Before your test

There are no special preparations for a nasendoscopy. You can eat and drink and take your medicines as normal. 

What happens during the test

A nasoendoscopy usually takes place in an outpatient clinic. It lasts only a few minutes. You will be awake and able to speak to the doctor. They might ask you to say some words, noises or sentences out loud or puff out your cheeks.

Your doctor passes the nasendoscope up your nose and down your throat. This can be uncomfortable but does not usually hurt. Your eyes might water, and you might feel like coughing. Occasionally people have a slight nose bleed after the procedure.

Your doctor might ask if you would like a local anaesthetic sprayed in your nose or on the back of your throat 10 minutes beforehand to numb it.

After your test

You can usually go home straight after your test. 

If you had the anaesthetic spray, you can’t eat or drink until the anaesthetic wears off and your throat feels normal again. This may take about an hour.

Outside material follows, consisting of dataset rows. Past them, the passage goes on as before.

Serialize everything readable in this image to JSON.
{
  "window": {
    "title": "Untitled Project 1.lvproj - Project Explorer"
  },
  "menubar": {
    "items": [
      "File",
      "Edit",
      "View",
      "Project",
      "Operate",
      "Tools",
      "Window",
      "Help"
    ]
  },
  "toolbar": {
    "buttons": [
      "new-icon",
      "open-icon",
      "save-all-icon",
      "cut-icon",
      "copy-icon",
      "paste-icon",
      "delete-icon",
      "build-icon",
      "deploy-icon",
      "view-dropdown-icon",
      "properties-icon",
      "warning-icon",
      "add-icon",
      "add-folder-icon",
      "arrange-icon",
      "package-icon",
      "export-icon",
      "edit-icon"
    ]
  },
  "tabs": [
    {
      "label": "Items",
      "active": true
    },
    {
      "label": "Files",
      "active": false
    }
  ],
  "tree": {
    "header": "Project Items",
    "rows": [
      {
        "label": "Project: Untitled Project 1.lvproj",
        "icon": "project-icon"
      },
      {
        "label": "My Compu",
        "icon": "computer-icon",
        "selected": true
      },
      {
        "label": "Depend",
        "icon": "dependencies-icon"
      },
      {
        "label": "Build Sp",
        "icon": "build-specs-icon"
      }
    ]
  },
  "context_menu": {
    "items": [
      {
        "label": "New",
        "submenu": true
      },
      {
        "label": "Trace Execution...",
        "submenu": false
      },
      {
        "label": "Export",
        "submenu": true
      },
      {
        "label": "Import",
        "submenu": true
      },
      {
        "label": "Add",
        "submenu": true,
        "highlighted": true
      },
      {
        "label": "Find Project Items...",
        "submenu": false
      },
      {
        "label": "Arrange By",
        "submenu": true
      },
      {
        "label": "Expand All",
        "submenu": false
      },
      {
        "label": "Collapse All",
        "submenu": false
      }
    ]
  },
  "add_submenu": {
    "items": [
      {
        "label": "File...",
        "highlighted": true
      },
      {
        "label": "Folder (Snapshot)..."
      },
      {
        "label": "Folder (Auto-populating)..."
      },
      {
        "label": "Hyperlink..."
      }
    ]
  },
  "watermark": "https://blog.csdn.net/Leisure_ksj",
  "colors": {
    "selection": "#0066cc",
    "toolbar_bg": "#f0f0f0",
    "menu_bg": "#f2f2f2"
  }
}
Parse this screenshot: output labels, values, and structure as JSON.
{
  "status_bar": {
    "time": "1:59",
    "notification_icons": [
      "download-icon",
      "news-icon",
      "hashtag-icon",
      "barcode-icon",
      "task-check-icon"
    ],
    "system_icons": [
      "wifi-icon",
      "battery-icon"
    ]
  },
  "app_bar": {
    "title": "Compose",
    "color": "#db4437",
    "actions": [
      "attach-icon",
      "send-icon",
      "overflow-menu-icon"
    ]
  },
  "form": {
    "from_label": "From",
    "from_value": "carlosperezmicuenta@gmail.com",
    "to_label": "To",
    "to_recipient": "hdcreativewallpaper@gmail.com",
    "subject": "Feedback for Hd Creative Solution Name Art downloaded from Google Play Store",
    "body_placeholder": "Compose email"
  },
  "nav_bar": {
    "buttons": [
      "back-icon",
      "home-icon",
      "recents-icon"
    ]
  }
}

Nasendoscopy is a very safe procedure but your nurse will tell you who to contact if you have any problems after your test. Your doctors will make sure the benefits of having a nasendoscopy outweigh these possible risks.

Getting your results

You should get your results within 1 or 2 weeks at a follow up appointment.

Waiting for test results can be a worrying time. You can contact your specialist nurse if you’re finding it hard to cope. It can also help to talk to a close friend or relative about how you feel.

For support and information, you can call the Cancer Research UK nurses on freephone 0808 800 4040. The lines are open from 9am to 5pm, Monday to Friday.

Contact the doctor that arranged the test if you haven't heard anything after a couple of weeks.